In the Buena Vista village in the El Paraíso department, women who had graduated from high school and university, whose professions included nursing assistants and farmers, have returned to their first love: coffee production. “I worked in a private school in Tegucigalpa. I earned a living, but the cost of living was higher. I did the math and realised that I had more money left over from coffee, so my husband and I returned to the countryside,” commented Katy Moncada, president of the “Women in Action” Farmer’s Association (Empresa Asociativa Campesina). 

Women in Action is made up of 16 women and 7 men.

“Because of economic problems, I thought about leaving the country after the 2017 harvest,” commented Diana Moncada. They had problems with drying and selling. “We sold to an intermediary, at the price he wanted. We saw that the scale he used gave him 8 pounds free for every 100 pounds,” concluded Katy. Moreover, climate change was a constant threat. “If we hadn’t done the pruning and fertilization we had learned about with PROGRESA, the drought would have lowered our yield to 222,7kg/ha,” noted Diana.

Berta Jarquín achieved yields of 1336 kg/ha, for which she was awarded the prize of best female producer in the department.

The fact that Pamela Moncada received a diploma in cupping helped her with marketing. “We have a clean cup. We have received as much as 87 points,” she explained. This improvement in quality has permitted the sale of 7.9 tons of dry pergamino coffee to an exporter. They are so enterprising that they produced organic Bokashi compost from coffee pulp. They also trained coffee producers in their region using the Farm Field School methodology. Achieving good bean quality required a co-investment with PROGRESA. “We contributed 40% of the cost of 10 solar dryers, and in two years we will contribute to capitalising the organisation with 1706 USD,” stated Ena Moncada.

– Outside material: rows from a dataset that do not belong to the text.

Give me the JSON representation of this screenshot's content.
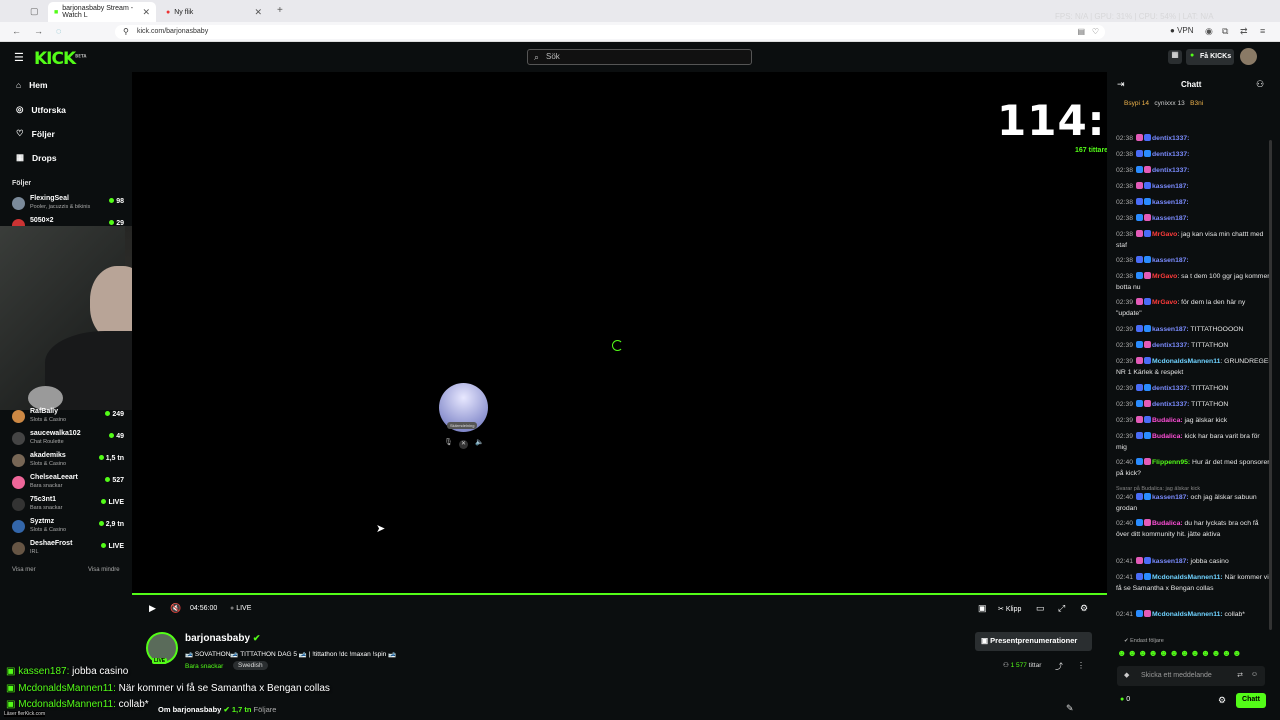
{
  "browser": {
    "tabs": [
      {
        "title": "barjonasbaby Stream - Watch L"
      },
      {
        "title": "Ny flik"
      }
    ],
    "url": "kick.com/barjonasbaby",
    "vpn": "VPN",
    "overlay": "FPS: N/A | GPU: 31% | CPU: 54% | LAT: N/A"
  },
  "header": {
    "logo": "KICK",
    "beta": "BETA",
    "search_placeholder": "Sök",
    "get_kicks": "Få KICKs"
  },
  "sidebar": {
    "nav": [
      {
        "label": "Hem",
        "icon": "home-icon"
      },
      {
        "label": "Utforska",
        "icon": "compass-icon"
      },
      {
        "label": "Följer",
        "icon": "heart-icon"
      },
      {
        "label": "Drops",
        "icon": "drops-icon"
      }
    ],
    "following_title": "Följer",
    "following": [
      {
        "name": "FlexingSeal",
        "category": "Pooler, jacuzzis & bikinis",
        "viewers": "98"
      },
      {
        "name": "5050×2",
        "category": "",
        "viewers": "29"
      },
      {
        "name": "RafBally",
        "category": "Slots & Casino",
        "viewers": "249"
      },
      {
        "name": "saucewalka102",
        "category": "Chat Roulette",
        "viewers": "49"
      },
      {
        "name": "akademiks",
        "category": "Slots & Casino",
        "viewers": "1,5 tn"
      },
      {
        "name": "ChelseaLeeart",
        "category": "Bara snackar",
        "viewers": "527"
      },
      {
        "name": "75c3nt1",
        "category": "Bara snackar",
        "viewers": "LIVE"
      },
      {
        "name": "Syztmz",
        "category": "Slots & Casino",
        "viewers": "2,9 tn"
      },
      {
        "name": "DeshaeFrost",
        "category": "IRL",
        "viewers": "LIVE"
      }
    ],
    "show_more": "Visa mer",
    "show_less": "Visa mindre"
  },
  "player": {
    "timer": "114:26:38",
    "viewers_on_kick": "167 tittare på Kick",
    "elapsed": "04:56:00",
    "live": "LIVE",
    "clip": "Klipp",
    "popup_label": "Skärmdelning"
  },
  "stream": {
    "streamer": "barjonasbaby",
    "title": "🎿 SOVATHON🎿 TITTATHON DAG 5 🎿 | !tittathon !dc !maxan !spin 🎿",
    "category": "Bara snackar",
    "tag": "Swedish",
    "viewers": "1 577",
    "viewers_label": "tittar",
    "gift_subs": "Presentprenumerationer",
    "about_prefix": "Om barjonasbaby",
    "followers": "1,7 tn",
    "followers_label": "Följare"
  },
  "overlay_chat": [
    {
      "user": "kassen187:",
      "text": " jobba casino",
      "color": "#53fc18"
    },
    {
      "user": "McdonaldsMannen11:",
      "text": " När kommer vi få se Samantha x Bengan collas",
      "color": "#53fc18"
    },
    {
      "user": "McdonaldsMannen11:",
      "text": " collab*",
      "color": "#53fc18"
    }
  ],
  "chat": {
    "title": "Chatt",
    "pinned": [
      "Bsypi 14",
      "cynixxx 13",
      "B3ni"
    ],
    "messages": [
      {
        "time": "02:38",
        "user": "dentix1337:",
        "text": " ",
        "color": "#7b8cff"
      },
      {
        "time": "02:38",
        "user": "dentix1337:",
        "text": " ",
        "color": "#7b8cff"
      },
      {
        "time": "02:38",
        "user": "dentix1337:",
        "text": " ",
        "color": "#7b8cff"
      },
      {
        "time": "02:38",
        "user": "kassen187:",
        "text": " ",
        "color": "#7b8cff"
      },
      {
        "time": "02:38",
        "user": "kassen187:",
        "text": " ",
        "color": "#7b8cff"
      },
      {
        "time": "02:38",
        "user": "kassen187:",
        "text": " ",
        "color": "#7b8cff"
      },
      {
        "time": "02:38",
        "user": "MrGavo",
        "text": ": jag kan visa min chattt med staf",
        "color": "#ff3b3b"
      },
      {
        "time": "02:38",
        "user": "kassen187:",
        "text": " ",
        "color": "#7b8cff"
      },
      {
        "time": "02:38",
        "user": "MrGavo",
        "text": ": sa t dem 100 ggr jag kommer botta nu",
        "color": "#ff3b3b"
      },
      {
        "time": "02:39",
        "user": "MrGavo",
        "text": ": för dem la den här ny \"update\"",
        "color": "#ff3b3b"
      },
      {
        "time": "02:39",
        "user": "kassen187:",
        "text": " TITTATHOOOON",
        "color": "#7b8cff"
      },
      {
        "time": "02:39",
        "user": "dentix1337:",
        "text": " TITTATHON",
        "color": "#7b8cff"
      },
      {
        "time": "02:39",
        "user": "McdonaldsMannen11",
        "text": ": GRUNDREGEL NR 1 Kärlek & respekt",
        "color": "#6fd2ff"
      },
      {
        "time": "02:39",
        "user": "dentix1337:",
        "text": " TITTATHON",
        "color": "#7b8cff"
      },
      {
        "time": "02:39",
        "user": "dentix1337:",
        "text": " TITTATHON",
        "color": "#7b8cff"
      },
      {
        "time": "02:39",
        "user": "Budalica:",
        "text": " jag älskar kick",
        "color": "#ff4fd8"
      },
      {
        "time": "02:39",
        "user": "Budalica:",
        "text": " kick har bara varit bra för mig",
        "color": "#ff4fd8"
      },
      {
        "time": "02:40",
        "user": "Flippenn95:",
        "text": " Hur är det med sponsorer på kick?",
        "color": "#53fc18"
      },
      {
        "time": "",
        "user": "",
        "text": "Svarar på Budalica: jag älskar kick",
        "color": "#888"
      },
      {
        "time": "02:40",
        "user": "kassen187:",
        "text": " och jag älskar sabuun grodan",
        "color": "#7b8cff"
      },
      {
        "time": "02:40",
        "user": "Budalica:",
        "text": " du har lyckats bra och få över ditt kommunity hit. jätte aktiva",
        "color": "#ff4fd8"
      },
      {
        "time": "02:41",
        "user": "kassen187:",
        "text": " jobba casino",
        "color": "#7b8cff"
      },
      {
        "time": "02:41",
        "user": "McdonaldsMannen11:",
        "text": " När kommer vi få se Samantha x Bengan collas",
        "color": "#6fd2ff"
      },
      {
        "time": "02:41",
        "user": "McdonaldsMannen11:",
        "text": " collab*",
        "color": "#6fd2ff"
      }
    ],
    "followers_only": "Endast följare",
    "input_placeholder": "Skicka ett meddelande",
    "points": "0",
    "send": "Chatt"
  },
  "cursor_status": "Läser flerKick.com"
}
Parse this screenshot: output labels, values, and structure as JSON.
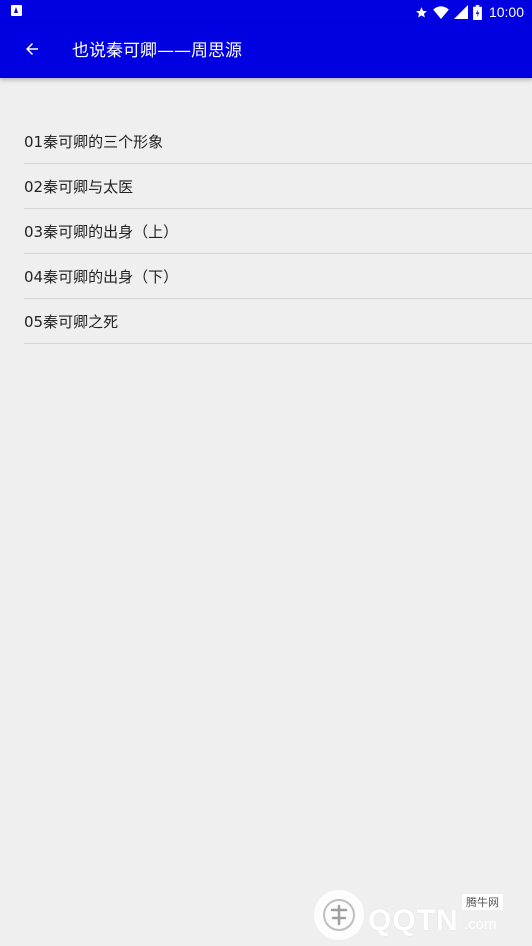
{
  "status_bar": {
    "time": "10:00",
    "icons": [
      "notification-icon",
      "star-icon",
      "wifi-icon",
      "signal-icon",
      "battery-icon"
    ]
  },
  "toolbar": {
    "back_icon": "arrow-left-icon",
    "title": "也说秦可卿——周思源"
  },
  "chapters": [
    {
      "label": "01秦可卿的三个形象"
    },
    {
      "label": "02秦可卿与太医"
    },
    {
      "label": "03秦可卿的出身（上）"
    },
    {
      "label": "04秦可卿的出身（下）"
    },
    {
      "label": "05秦可卿之死"
    }
  ],
  "watermark": {
    "text": "QQTN",
    "suffix": ".com",
    "tag": "腾牛网"
  },
  "colors": {
    "primary": "#0000e0",
    "background": "#efefef",
    "text": "#222222",
    "divider": "#d6d6d6"
  }
}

Thanks to the support from PROGRESA and the farmers association “Women in Action”, we are less susceptible to climate change and local intermediaries. “Before, the business was only a name. Now, we negotiate with exporters based on what international prices will be, because they are concerned about the quality,” added Katy.